--- START ---
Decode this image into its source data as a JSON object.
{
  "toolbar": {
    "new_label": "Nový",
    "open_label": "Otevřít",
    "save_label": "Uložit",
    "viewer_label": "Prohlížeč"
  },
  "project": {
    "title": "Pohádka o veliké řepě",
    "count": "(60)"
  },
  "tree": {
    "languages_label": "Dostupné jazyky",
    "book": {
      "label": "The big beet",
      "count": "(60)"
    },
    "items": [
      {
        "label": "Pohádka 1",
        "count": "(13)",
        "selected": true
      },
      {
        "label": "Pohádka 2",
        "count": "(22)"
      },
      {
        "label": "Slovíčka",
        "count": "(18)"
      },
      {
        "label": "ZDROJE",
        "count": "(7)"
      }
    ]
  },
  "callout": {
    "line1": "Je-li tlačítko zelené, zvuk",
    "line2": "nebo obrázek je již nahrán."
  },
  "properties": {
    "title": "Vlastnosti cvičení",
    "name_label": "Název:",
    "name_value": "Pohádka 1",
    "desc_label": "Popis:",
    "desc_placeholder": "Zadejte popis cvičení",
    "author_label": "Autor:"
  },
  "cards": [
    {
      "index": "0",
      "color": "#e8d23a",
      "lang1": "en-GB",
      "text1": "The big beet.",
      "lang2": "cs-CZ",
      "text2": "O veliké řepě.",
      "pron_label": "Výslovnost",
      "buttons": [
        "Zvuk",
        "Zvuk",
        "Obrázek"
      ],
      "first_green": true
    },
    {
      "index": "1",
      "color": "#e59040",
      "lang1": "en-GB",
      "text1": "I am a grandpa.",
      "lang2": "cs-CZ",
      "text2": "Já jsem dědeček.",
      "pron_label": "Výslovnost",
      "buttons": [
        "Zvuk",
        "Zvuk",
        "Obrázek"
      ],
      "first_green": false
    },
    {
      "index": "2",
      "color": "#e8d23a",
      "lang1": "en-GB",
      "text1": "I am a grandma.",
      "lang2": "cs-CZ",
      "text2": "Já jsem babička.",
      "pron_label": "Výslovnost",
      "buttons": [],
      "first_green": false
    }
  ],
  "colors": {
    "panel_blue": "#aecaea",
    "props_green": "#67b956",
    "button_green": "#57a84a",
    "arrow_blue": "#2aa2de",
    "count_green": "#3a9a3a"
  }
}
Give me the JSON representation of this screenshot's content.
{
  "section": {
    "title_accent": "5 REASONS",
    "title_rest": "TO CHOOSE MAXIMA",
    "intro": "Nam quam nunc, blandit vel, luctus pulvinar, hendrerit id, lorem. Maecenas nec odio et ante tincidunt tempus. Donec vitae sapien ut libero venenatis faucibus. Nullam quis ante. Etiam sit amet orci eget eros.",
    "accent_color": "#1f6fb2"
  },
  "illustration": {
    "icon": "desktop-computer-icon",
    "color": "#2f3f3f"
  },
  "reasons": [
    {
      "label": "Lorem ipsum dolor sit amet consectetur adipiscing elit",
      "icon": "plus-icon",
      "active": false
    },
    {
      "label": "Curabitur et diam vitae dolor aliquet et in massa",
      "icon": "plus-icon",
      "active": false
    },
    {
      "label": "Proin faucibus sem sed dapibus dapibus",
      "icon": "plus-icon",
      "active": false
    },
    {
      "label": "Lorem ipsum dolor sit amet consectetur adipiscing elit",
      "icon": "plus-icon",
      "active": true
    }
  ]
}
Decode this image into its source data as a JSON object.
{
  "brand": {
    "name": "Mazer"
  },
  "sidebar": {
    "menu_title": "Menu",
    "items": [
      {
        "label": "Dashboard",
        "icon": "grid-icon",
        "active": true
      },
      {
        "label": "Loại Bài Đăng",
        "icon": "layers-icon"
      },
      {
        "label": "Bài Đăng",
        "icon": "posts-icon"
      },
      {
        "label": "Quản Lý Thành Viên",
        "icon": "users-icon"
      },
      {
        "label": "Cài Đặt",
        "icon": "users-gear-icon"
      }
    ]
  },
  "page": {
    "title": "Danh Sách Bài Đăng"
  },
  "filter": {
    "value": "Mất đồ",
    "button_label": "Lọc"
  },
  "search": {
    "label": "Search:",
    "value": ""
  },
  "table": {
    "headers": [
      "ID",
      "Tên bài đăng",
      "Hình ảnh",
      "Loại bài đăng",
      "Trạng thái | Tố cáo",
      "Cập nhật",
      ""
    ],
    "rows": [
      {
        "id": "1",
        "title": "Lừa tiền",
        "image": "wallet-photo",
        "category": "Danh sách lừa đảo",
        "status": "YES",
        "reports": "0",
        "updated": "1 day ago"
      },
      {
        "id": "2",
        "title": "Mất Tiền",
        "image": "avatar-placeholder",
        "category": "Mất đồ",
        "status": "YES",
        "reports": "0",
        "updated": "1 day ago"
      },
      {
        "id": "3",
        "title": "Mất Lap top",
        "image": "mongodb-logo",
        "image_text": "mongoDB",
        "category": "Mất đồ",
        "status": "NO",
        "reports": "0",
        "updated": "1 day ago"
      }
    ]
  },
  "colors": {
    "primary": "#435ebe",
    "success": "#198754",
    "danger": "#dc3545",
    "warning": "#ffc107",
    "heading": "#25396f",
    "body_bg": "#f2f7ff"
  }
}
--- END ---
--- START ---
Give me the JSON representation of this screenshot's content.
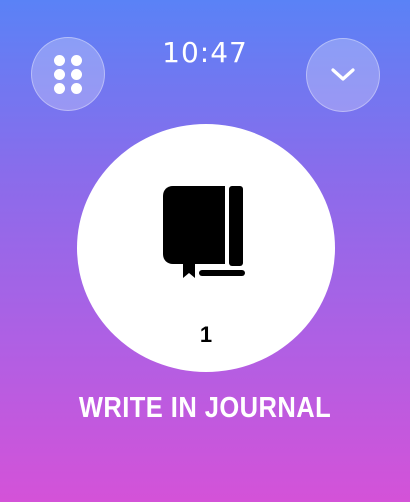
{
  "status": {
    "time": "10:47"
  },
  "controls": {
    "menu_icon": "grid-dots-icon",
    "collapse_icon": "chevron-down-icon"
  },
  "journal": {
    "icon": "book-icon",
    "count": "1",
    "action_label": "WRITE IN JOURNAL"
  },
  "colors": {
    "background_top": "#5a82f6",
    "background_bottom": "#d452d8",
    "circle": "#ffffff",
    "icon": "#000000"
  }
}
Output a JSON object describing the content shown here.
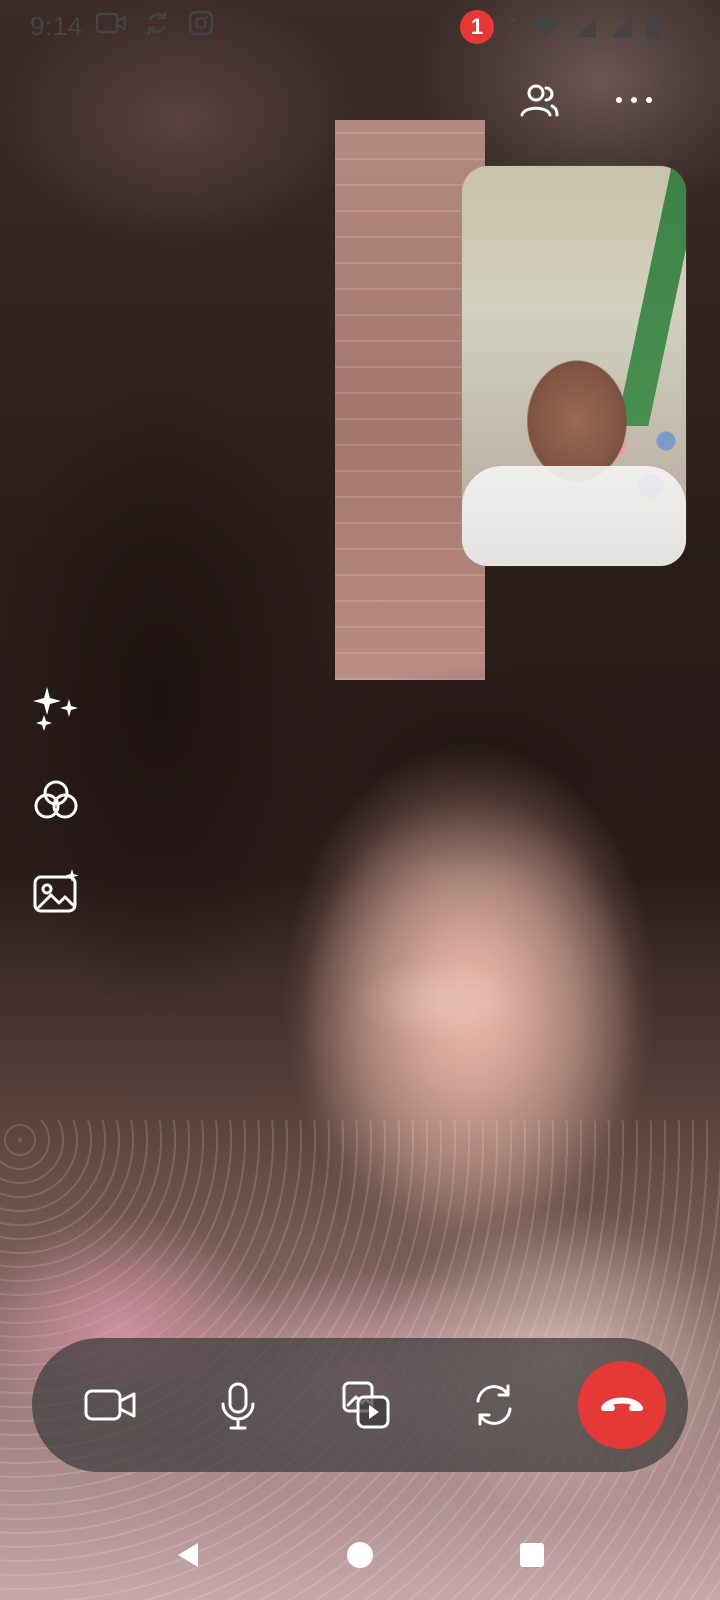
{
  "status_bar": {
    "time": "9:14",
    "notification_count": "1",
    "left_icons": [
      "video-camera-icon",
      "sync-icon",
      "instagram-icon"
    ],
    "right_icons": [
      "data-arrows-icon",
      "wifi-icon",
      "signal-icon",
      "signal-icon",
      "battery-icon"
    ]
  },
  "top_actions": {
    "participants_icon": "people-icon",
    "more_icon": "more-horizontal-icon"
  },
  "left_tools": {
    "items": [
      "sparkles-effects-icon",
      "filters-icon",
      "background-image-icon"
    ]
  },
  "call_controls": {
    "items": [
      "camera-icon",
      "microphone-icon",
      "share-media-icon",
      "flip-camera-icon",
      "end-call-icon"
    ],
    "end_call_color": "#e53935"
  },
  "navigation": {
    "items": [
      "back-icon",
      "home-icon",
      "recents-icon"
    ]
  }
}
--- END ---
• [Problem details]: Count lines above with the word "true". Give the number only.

• [Result]: 4